Down to the last character, repeat the data that follows.

---------- SUPPLIED ENTRIES

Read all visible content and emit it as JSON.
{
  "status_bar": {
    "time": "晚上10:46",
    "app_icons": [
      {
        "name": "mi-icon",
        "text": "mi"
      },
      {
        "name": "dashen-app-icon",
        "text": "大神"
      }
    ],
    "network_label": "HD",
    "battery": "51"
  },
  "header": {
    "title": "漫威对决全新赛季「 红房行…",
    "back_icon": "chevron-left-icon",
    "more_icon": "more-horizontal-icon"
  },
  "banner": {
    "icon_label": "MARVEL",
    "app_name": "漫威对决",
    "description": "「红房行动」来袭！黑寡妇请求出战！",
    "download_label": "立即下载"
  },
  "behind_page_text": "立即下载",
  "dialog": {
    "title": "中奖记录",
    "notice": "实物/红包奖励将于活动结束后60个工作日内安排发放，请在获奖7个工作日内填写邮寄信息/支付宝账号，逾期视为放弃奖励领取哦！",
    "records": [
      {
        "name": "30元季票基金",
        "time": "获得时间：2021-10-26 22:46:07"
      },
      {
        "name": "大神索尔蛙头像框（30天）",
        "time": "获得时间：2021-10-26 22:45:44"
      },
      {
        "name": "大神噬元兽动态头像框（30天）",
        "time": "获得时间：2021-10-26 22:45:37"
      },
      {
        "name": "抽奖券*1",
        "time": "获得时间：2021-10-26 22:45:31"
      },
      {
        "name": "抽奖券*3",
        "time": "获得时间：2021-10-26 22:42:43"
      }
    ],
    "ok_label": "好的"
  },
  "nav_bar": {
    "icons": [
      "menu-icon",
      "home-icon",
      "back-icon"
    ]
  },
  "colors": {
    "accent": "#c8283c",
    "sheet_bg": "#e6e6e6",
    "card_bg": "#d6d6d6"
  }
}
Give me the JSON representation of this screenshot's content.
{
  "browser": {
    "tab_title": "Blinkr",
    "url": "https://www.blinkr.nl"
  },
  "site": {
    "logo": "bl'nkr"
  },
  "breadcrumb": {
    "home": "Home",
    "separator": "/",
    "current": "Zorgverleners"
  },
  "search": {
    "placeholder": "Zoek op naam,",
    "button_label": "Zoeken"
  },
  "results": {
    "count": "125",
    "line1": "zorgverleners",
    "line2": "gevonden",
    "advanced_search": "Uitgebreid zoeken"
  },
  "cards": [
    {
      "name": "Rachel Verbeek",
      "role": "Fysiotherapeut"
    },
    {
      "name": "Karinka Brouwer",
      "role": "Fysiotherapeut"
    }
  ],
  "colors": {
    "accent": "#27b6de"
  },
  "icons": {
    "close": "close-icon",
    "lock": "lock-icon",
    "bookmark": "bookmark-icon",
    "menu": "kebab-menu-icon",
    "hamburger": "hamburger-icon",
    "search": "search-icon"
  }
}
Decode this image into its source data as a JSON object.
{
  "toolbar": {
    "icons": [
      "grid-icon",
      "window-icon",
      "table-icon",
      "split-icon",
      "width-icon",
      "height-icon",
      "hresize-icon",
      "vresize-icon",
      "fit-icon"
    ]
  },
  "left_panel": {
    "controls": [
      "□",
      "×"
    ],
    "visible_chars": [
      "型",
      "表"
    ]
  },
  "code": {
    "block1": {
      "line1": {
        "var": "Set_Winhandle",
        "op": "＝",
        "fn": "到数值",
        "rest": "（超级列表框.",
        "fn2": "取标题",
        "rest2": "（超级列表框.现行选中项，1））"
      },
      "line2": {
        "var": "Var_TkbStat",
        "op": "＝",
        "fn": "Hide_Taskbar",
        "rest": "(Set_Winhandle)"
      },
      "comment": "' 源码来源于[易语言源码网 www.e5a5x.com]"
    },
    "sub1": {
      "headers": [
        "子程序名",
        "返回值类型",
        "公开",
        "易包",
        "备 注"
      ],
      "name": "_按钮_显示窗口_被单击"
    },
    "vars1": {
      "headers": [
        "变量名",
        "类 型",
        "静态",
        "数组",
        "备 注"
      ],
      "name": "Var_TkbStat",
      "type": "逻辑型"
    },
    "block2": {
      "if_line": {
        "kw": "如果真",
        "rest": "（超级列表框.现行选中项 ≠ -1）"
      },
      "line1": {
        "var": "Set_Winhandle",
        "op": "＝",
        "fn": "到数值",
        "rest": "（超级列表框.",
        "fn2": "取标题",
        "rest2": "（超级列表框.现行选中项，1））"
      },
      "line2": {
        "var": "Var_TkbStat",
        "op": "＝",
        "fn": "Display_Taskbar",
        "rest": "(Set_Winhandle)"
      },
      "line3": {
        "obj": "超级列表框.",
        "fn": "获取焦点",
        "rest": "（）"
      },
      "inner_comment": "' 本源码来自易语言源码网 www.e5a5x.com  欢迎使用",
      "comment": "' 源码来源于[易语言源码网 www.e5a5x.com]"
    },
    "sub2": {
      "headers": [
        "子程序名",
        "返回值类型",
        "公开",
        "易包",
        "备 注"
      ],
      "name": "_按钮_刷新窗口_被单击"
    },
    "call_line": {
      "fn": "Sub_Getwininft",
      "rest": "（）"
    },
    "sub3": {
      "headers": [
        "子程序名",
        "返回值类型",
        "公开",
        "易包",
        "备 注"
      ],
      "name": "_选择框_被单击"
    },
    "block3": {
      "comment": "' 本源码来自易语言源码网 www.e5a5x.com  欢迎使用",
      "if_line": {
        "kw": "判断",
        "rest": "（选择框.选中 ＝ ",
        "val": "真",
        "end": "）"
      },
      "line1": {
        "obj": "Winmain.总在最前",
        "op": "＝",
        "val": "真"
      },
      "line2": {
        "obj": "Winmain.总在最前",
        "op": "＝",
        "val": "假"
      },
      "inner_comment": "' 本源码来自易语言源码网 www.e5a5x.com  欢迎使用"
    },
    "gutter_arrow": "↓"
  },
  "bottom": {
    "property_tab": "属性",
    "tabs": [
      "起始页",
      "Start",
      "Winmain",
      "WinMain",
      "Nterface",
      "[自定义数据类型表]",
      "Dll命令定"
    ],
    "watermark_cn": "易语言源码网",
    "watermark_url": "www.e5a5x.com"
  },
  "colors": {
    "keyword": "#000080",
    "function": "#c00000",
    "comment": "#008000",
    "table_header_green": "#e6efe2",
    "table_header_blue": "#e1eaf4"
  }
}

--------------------

> _ANSWER BOX_:
Read all visible content and emit it as JSON.
{
  "status_bar": {
    "time": "晚上10:46",
    "app_icons": [
      {
        "name": "mi-icon",
        "text": "mi"
      },
      {
        "name": "dashen-app-icon",
        "text": "大神"
      }
    ],
    "network_label": "HD",
    "battery": "51"
  },
  "header": {
    "title": "漫威对决全新赛季「 红房行…",
    "back_icon": "chevron-left-icon",
    "more_icon": "more-horizontal-icon"
  },
  "banner": {
    "icon_label": "MARVEL",
    "app_name": "漫威对决",
    "description": "「红房行动」来袭！黑寡妇请求出战！",
    "download_label": "立即下载"
  },
  "behind_page_text": "立即下载",
  "dialog": {
    "title": "中奖记录",
    "notice": "实物/红包奖励将于活动结束后60个工作日内安排发放，请在获奖7个工作日内填写邮寄信息/支付宝账号，逾期视为放弃奖励领取哦！",
    "records": [
      {
        "name": "30元季票基金",
        "time": "获得时间：2021-10-26 22:46:07"
      },
      {
        "name": "大神索尔蛙头像框（30天）",
        "time": "获得时间：2021-10-26 22:45:44"
      },
      {
        "name": "大神噬元兽动态头像框（30天）",
        "time": "获得时间：2021-10-26 22:45:37"
      },
      {
        "name": "抽奖券*1",
        "time": "获得时间：2021-10-26 22:45:31"
      },
      {
        "name": "抽奖券*3",
        "time": "获得时间：2021-10-26 22:42:43"
      }
    ],
    "ok_label": "好的"
  },
  "nav_bar": {
    "icons": [
      "menu-icon",
      "home-icon",
      "back-icon"
    ]
  },
  "colors": {
    "accent": "#c8283c",
    "sheet_bg": "#e6e6e6",
    "card_bg": "#d6d6d6"
  }
}
Give me the JSON representation of this screenshot's content.
{
  "browser": {
    "tab_title": "Blinkr",
    "url": "https://www.blinkr.nl"
  },
  "site": {
    "logo": "bl'nkr"
  },
  "breadcrumb": {
    "home": "Home",
    "separator": "/",
    "current": "Zorgverleners"
  },
  "search": {
    "placeholder": "Zoek op naam,",
    "button_label": "Zoeken"
  },
  "results": {
    "count": "125",
    "line1": "zorgverleners",
    "line2": "gevonden",
    "advanced_search": "Uitgebreid zoeken"
  },
  "cards": [
    {
      "name": "Rachel Verbeek",
      "role": "Fysiotherapeut"
    },
    {
      "name": "Karinka Brouwer",
      "role": "Fysiotherapeut"
    }
  ],
  "colors": {
    "accent": "#27b6de"
  },
  "icons": {
    "close": "close-icon",
    "lock": "lock-icon",
    "bookmark": "bookmark-icon",
    "menu": "kebab-menu-icon",
    "hamburger": "hamburger-icon",
    "search": "search-icon"
  }
}
Decode this image into its source data as a JSON object.
{
  "toolbar": {
    "icons": [
      "grid-icon",
      "window-icon",
      "table-icon",
      "split-icon",
      "width-icon",
      "height-icon",
      "hresize-icon",
      "vresize-icon",
      "fit-icon"
    ]
  },
  "left_panel": {
    "controls": [
      "□",
      "×"
    ],
    "visible_chars": [
      "型",
      "表"
    ]
  },
  "code": {
    "block1": {
      "line1": {
        "var": "Set_Winhandle",
        "op": "＝",
        "fn": "到数值",
        "rest": "（超级列表框.",
        "fn2": "取标题",
        "rest2": "（超级列表框.现行选中项，1））"
      },
      "line2": {
        "var": "Var_TkbStat",
        "op": "＝",
        "fn": "Hide_Taskbar",
        "rest": "(Set_Winhandle)"
      },
      "comment": "' 源码来源于[易语言源码网 www.e5a5x.com]"
    },
    "sub1": {
      "headers": [
        "子程序名",
        "返回值类型",
        "公开",
        "易包",
        "备 注"
      ],
      "name": "_按钮_显示窗口_被单击"
    },
    "vars1": {
      "headers": [
        "变量名",
        "类 型",
        "静态",
        "数组",
        "备 注"
      ],
      "name": "Var_TkbStat",
      "type": "逻辑型"
    },
    "block2": {
      "if_line": {
        "kw": "如果真",
        "rest": "（超级列表框.现行选中项 ≠ -1）"
      },
      "line1": {
        "var": "Set_Winhandle",
        "op": "＝",
        "fn": "到数值",
        "rest": "（超级列表框.",
        "fn2": "取标题",
        "rest2": "（超级列表框.现行选中项，1））"
      },
      "line2": {
        "var": "Var_TkbStat",
        "op": "＝",
        "fn": "Display_Taskbar",
        "rest": "(Set_Winhandle)"
      },
      "line3": {
        "obj": "超级列表框.",
        "fn": "获取焦点",
        "rest": "（）"
      },
      "inner_comment": "' 本源码来自易语言源码网 www.e5a5x.com  欢迎使用",
      "comment": "' 源码来源于[易语言源码网 www.e5a5x.com]"
    },
    "sub2": {
      "headers": [
        "子程序名",
        "返回值类型",
        "公开",
        "易包",
        "备 注"
      ],
      "name": "_按钮_刷新窗口_被单击"
    },
    "call_line": {
      "fn": "Sub_Getwininft",
      "rest": "（）"
    },
    "sub3": {
      "headers": [
        "子程序名",
        "返回值类型",
        "公开",
        "易包",
        "备 注"
      ],
      "name": "_选择框_被单击"
    },
    "block3": {
      "comment": "' 本源码来自易语言源码网 www.e5a5x.com  欢迎使用",
      "if_line": {
        "kw": "判断",
        "rest": "（选择框.选中 ＝ ",
        "val": "真",
        "end": "）"
      },
      "line1": {
        "obj": "Winmain.总在最前",
        "op": "＝",
        "val": "真"
      },
      "line2": {
        "obj": "Winmain.总在最前",
        "op": "＝",
        "val": "假"
      },
      "inner_comment": "' 本源码来自易语言源码网 www.e5a5x.com  欢迎使用"
    },
    "gutter_arrow": "↓"
  },
  "bottom": {
    "property_tab": "属性",
    "tabs": [
      "起始页",
      "Start",
      "Winmain",
      "WinMain",
      "Nterface",
      "[自定义数据类型表]",
      "Dll命令定"
    ],
    "watermark_cn": "易语言源码网",
    "watermark_url": "www.e5a5x.com"
  },
  "colors": {
    "keyword": "#000080",
    "function": "#c00000",
    "comment": "#008000",
    "table_header_green": "#e6efe2",
    "table_header_blue": "#e1eaf4"
  }
}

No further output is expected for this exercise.